In a matrimonial action, every t must be crossed, and every i dotted. One reason for this is the tremendous emotional and economic issues which often cause irrational conduct. Hell hath no fury…like a losing matrimonial litigant. Walker v Kramer 2018 NY Slip Op 04375 Decided on June 13, 2018 Appellate Division, Second Department is an example of how a spouse just won’t comply.
“During the plaintiff’s divorce action, she retained the defendant Kramer & Rabinowitz, LLC (hereinafter the law firm), to represent her. The defendants Lynn Adair Kramer and Gregory Rabinowitz were the members of the law firm. The law firm negotiated a stipulation of settlement between the plaintiff and her former husband wherein the former husband agreed to pay the plaintiff $300,000 as an equitable distribution award. The stipulation provided that the law firm was to prepare a deed transferring ownership of the marital residence from the former husband, who was the sole titled owner, to the plaintiff and the former husband as “joint tenants in common” as a means to secure the husband’s payment of the equitable distribution award to the plaintiff. It is undisputed that the law firm failed to prepare and record the deed, and that the former husband subsequently encumbered the marital residence with a mortgage that had priority over the plaintiff’s claim against the former husband. Thus, the plaintiff was not able to use her anticipated interest in the marital residence to satisfy the $300,000 owed to her by her former husband. The former husband failed to pay the plaintiff her equitable distribution award, and the plaintiff subsequently commenced this action against, among others, Kramer, Rabinowitz, and the law firm (hereinafter collectively the defendants), inter alia, to recover damages for legal malpractice.”
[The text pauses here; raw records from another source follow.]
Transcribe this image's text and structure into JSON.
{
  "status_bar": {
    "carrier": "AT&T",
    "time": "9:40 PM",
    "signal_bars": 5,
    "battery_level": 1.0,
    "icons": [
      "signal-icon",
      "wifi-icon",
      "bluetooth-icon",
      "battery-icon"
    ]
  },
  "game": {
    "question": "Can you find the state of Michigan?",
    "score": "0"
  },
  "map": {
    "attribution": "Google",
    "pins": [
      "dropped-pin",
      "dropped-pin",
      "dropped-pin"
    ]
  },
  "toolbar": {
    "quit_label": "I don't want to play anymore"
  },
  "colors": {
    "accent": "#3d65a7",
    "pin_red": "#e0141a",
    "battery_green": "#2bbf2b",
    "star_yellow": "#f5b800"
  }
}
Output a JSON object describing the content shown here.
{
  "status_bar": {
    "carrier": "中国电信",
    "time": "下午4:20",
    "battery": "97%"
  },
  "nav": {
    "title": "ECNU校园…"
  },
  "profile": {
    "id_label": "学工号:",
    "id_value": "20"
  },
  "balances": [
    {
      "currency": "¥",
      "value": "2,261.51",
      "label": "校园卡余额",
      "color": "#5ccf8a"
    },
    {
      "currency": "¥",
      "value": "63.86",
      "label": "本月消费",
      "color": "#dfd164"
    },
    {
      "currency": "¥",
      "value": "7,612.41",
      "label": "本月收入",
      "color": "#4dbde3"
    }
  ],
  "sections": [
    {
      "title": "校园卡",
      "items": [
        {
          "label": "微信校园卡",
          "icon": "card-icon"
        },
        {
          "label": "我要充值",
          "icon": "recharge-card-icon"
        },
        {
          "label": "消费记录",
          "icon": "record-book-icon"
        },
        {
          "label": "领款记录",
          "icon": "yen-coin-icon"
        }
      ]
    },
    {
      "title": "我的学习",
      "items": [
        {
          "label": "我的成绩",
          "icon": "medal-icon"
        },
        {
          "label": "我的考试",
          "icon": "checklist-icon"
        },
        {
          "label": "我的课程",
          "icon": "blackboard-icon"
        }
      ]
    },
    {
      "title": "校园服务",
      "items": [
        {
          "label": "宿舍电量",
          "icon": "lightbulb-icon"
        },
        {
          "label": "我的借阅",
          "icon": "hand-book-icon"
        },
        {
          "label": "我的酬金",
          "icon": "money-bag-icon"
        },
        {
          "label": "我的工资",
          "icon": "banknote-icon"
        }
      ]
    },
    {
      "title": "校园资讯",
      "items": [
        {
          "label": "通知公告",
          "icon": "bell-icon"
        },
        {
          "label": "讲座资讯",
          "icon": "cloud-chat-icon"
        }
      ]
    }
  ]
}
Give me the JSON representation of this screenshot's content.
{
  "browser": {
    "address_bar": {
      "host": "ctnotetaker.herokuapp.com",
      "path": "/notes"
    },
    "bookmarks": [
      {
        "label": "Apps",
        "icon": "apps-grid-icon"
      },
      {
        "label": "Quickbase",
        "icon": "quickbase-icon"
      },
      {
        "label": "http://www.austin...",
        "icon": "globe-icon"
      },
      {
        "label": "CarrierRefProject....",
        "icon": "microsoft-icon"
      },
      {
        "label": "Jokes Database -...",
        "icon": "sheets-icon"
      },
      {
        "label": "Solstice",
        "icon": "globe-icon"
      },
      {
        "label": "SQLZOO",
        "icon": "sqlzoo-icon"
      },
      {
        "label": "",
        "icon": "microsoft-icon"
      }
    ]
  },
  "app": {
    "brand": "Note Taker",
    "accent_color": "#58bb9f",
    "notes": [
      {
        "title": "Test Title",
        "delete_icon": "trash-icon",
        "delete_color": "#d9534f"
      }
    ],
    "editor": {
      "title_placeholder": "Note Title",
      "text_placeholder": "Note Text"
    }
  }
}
“We agree with the Supreme Court’s determination, upon renewal, to grant those branches of the plaintiff’s cross motion which were for summary judgment on the issue of liability against the law firm and Rabinowitz on so much of the complaint as alleged legal malpractice. The law firm and Rabinowitz do not dispute that they shared an attorney-client relationship with the plaintiff and that they failed to prepare and record the subject deed (see Lory v Parsoff, 296 AD2d 535; Deb-Jo Constr. v Westphal, 210 AD2d 951). The plaintiff, in support of her renewed cross motion for summary judgment, established, prima facie, that the failure to record the deed constituted legal malpractice, resulting in her inability to sell the marital residence to satisfy the [*3]unpaid equitable distribution award, as intended by the stipulation of settlement. The plaintiff, therefore, established her prima facie entitlement to judgment as a matter of law on the issue of liability against the law firm and Rabinowitz. In opposition, the law firm and Rabinowitz failed to raise a triable issue of fact (see Rehberger v Garguilo & Orzechowski, LLP, 118 AD3d 767). For the same reasons, we agree with the court’s determination to deny those branches of the defendants’ separate motions which were for summary judgment dismissing so much of the complaint as sought to recover damages for legal malpractice against the law firm and Rabinowitz.
However, since there are triable issues of fact with respect to the amount of the plaintiff’s damages, upon renewal, the Supreme Court should not have granted that branch of the plaintiff’s cross motion which was for summary judgment on the issue of damages (see e.g. Kryten Iron Works v Ultra-Tech Fabricators, 228 AD2d 416, 417). Accordingly, the matter must be remitted to the Supreme Court, Suffolk County, for a trial on the issue of damages.
We agree with the Supreme Court’s determination to deny those branches of the defendants’ separate motions which were for summary judgment dismissing so much of the complaint as sought to recover attorneys’ fees against the law firm and Rabinowitz based on their legal malpractice. “Damages in a legal malpractice case . . . may include litigation expenses incurred in an attempt to avoid, minimize, or reduce the damage caused by the attorney’s wrongful conduct” (Rudolf v Shayne, Dachs, Stanisci, Corker & Sauer, 8 NY3d 438, 443 [internal quotation marks omitted]). The defendants failed to satisfy their prima facie burden of establishing that no such expenses were incurred by the plaintiff.”